Wherever a line below holds the word "speech", copy that line.

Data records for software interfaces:
····················

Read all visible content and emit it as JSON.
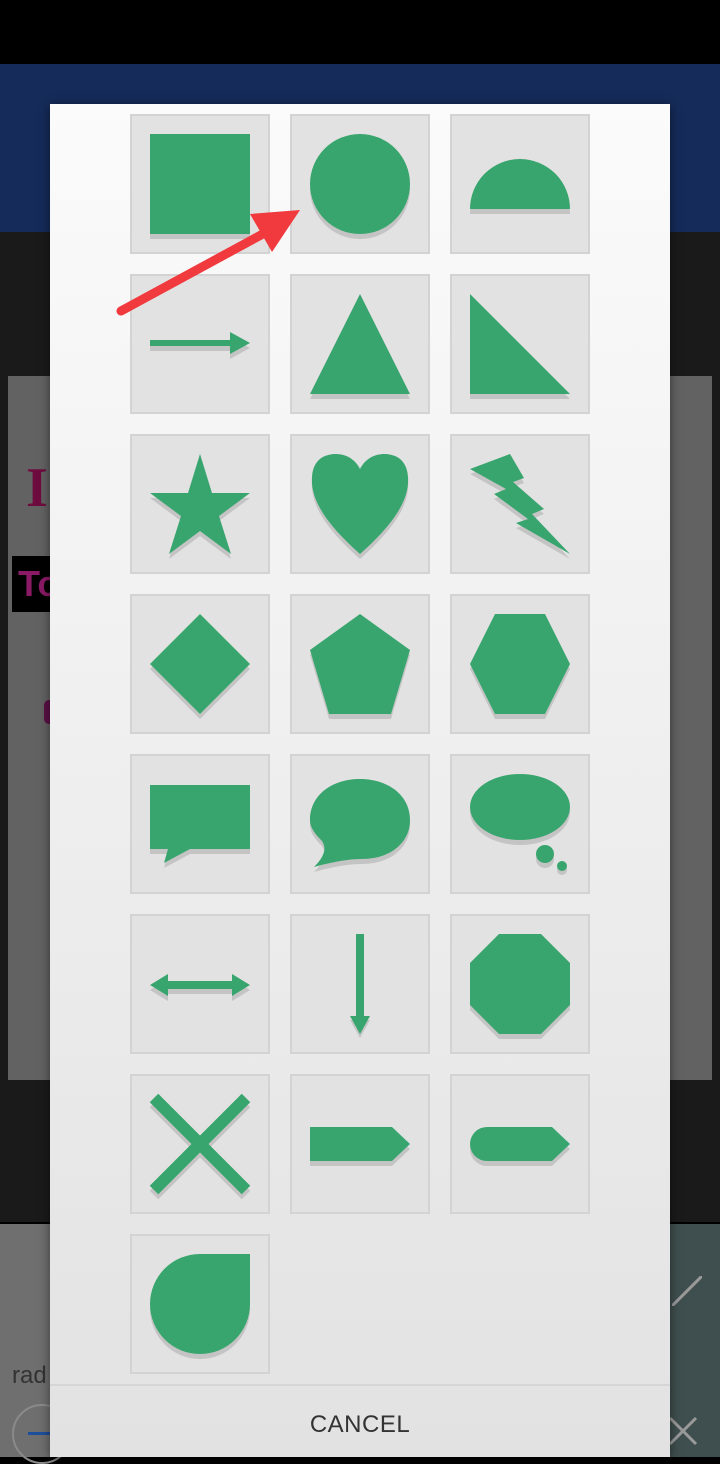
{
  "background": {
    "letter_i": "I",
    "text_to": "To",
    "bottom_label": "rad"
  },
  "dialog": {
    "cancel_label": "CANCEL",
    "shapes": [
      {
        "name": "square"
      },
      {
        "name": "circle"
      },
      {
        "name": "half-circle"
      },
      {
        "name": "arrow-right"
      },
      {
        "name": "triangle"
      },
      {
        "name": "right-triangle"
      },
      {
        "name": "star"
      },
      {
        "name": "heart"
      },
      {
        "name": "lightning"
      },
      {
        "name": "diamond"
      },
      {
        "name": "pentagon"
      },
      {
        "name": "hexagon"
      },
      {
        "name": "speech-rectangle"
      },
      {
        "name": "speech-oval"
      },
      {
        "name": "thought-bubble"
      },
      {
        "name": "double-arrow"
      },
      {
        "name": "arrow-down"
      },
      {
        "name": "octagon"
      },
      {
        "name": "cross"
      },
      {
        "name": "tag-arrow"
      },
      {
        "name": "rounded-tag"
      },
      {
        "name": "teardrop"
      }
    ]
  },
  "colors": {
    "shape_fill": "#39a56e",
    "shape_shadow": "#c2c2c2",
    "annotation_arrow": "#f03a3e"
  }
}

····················

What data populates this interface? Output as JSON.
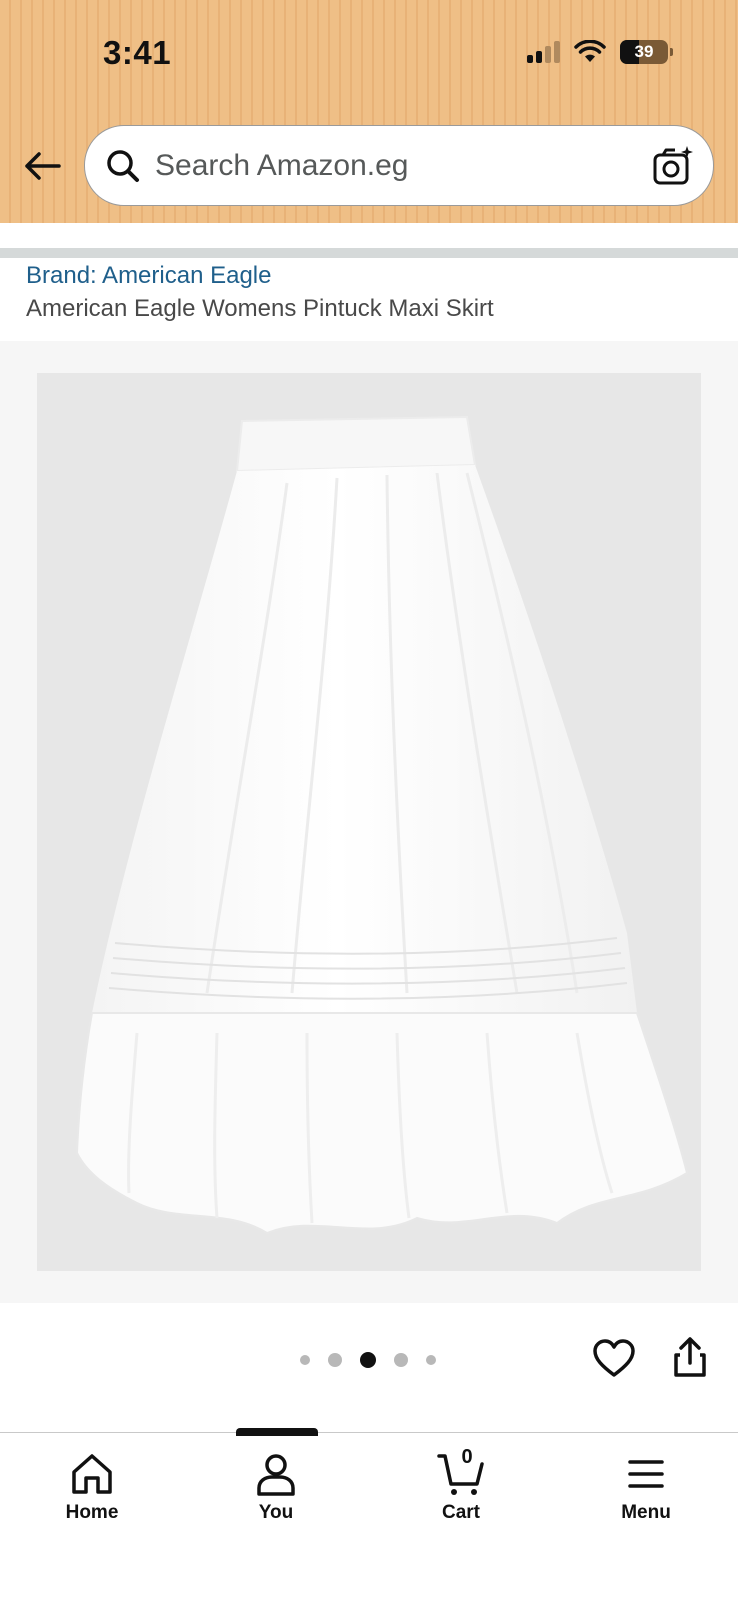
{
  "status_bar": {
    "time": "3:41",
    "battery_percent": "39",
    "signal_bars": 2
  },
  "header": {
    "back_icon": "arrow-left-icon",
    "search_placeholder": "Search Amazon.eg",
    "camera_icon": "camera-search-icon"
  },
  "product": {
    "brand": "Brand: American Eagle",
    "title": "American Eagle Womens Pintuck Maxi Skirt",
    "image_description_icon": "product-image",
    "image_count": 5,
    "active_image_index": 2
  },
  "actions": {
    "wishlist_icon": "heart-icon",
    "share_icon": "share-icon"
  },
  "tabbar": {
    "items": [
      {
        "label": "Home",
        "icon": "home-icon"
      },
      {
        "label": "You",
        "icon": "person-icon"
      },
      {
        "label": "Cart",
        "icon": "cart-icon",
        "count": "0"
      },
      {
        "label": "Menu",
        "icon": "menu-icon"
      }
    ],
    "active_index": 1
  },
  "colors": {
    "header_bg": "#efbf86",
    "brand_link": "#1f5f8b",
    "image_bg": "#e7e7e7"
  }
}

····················

▸ EXERCISE OUTPUT
        "name": "speech-rectangle"
        "name": "speech-oval"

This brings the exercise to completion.